▶ **TASK BRIEF**: Every line of the material is to be quoted verbatim, minus the pictures.

*** Begin section ***

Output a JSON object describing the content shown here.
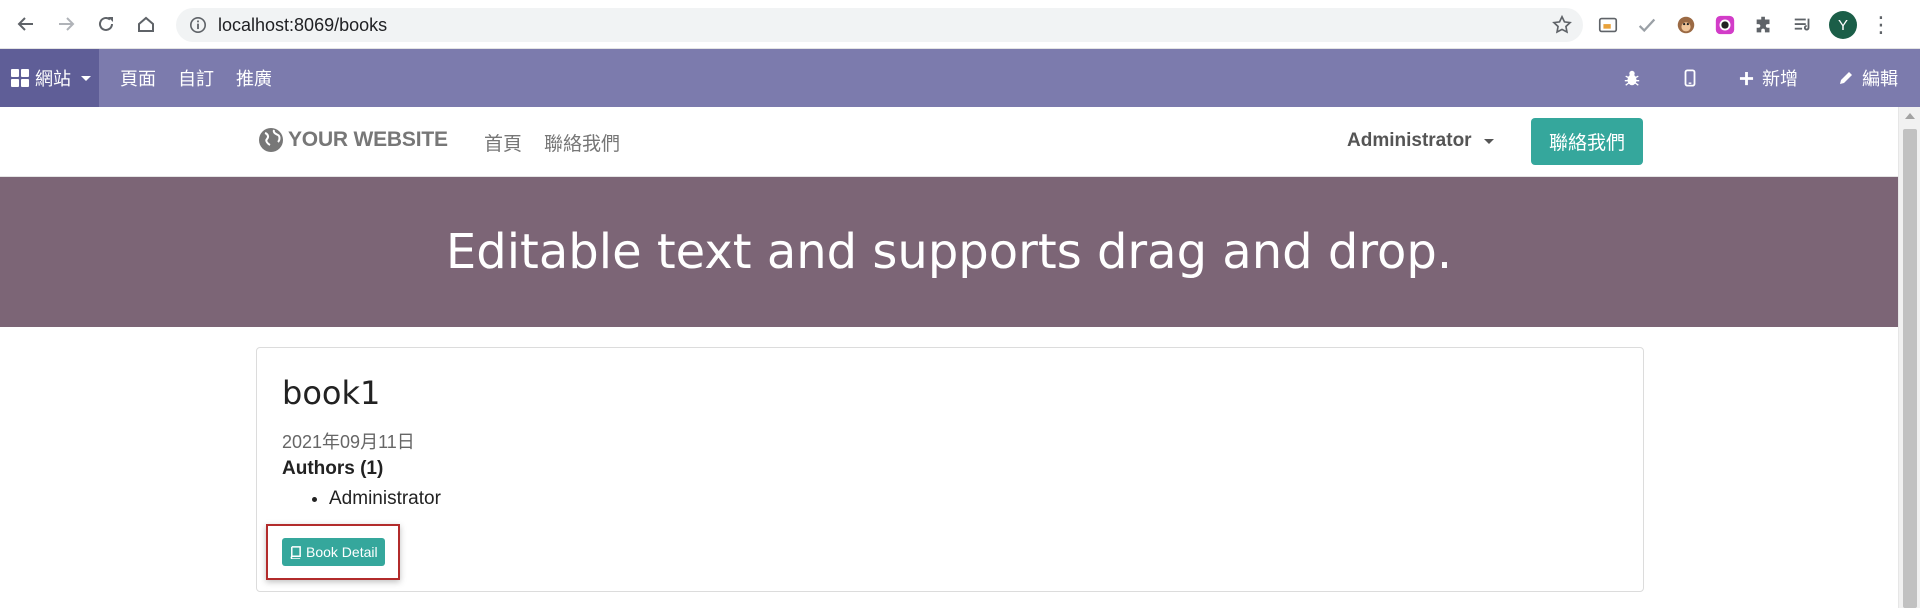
{
  "browser": {
    "url": "localhost:8069/books",
    "avatar_letter": "Y"
  },
  "admin_bar": {
    "apps_label": "網站",
    "menu": [
      "頁面",
      "自訂",
      "推廣"
    ],
    "new_label": "新增",
    "edit_label": "編輯"
  },
  "site": {
    "logo_text": "YOUR WEBSITE",
    "menu": [
      "首頁",
      "聯絡我們"
    ],
    "user_label": "Administrator",
    "cta_label": "聯絡我們",
    "accent_color": "#35a79c",
    "banner_color": "#7c6576"
  },
  "banner": {
    "text": "Editable text and supports drag and drop."
  },
  "book": {
    "title": "book1",
    "date": "2021年09月11日",
    "authors_heading": "Authors (1)",
    "authors": [
      "Administrator"
    ],
    "detail_button": "Book Detail"
  }
}
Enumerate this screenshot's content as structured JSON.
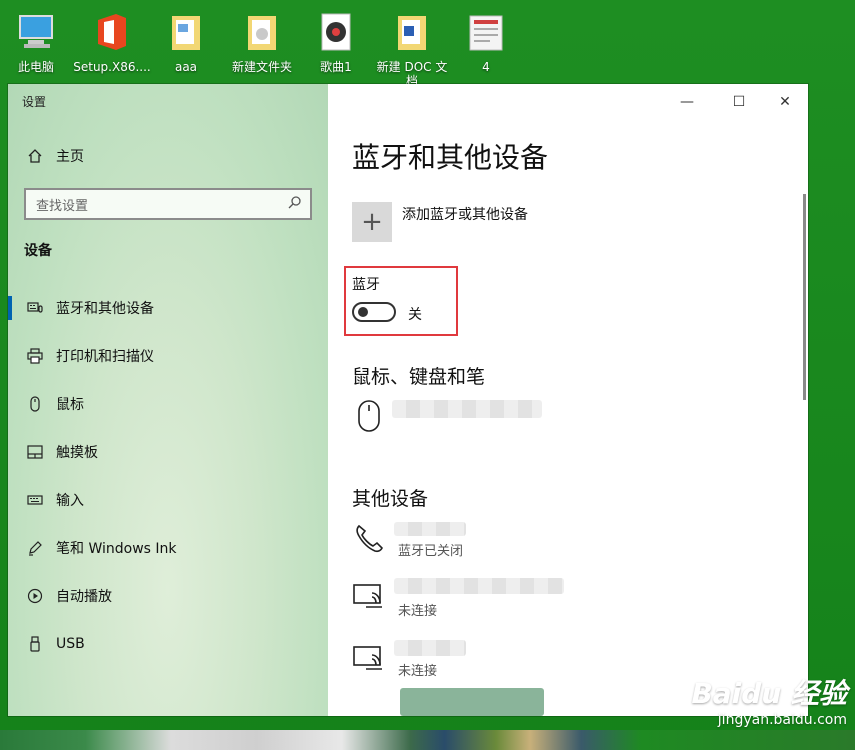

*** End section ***

▶ **ANSWER TO THIS TASK**:
Output a JSON object describing the content shown here.
{
  "browser": {
    "url": "localhost:8069/books",
    "avatar_letter": "Y"
  },
  "admin_bar": {
    "apps_label": "網站",
    "menu": [
      "頁面",
      "自訂",
      "推廣"
    ],
    "new_label": "新增",
    "edit_label": "編輯"
  },
  "site": {
    "logo_text": "YOUR WEBSITE",
    "menu": [
      "首頁",
      "聯絡我們"
    ],
    "user_label": "Administrator",
    "cta_label": "聯絡我們",
    "accent_color": "#35a79c",
    "banner_color": "#7c6576"
  },
  "banner": {
    "text": "Editable text and supports drag and drop."
  },
  "book": {
    "title": "book1",
    "date": "2021年09月11日",
    "authors_heading": "Authors (1)",
    "authors": [
      "Administrator"
    ],
    "detail_button": "Book Detail"
  }
}
Enumerate this screenshot's content as structured JSON.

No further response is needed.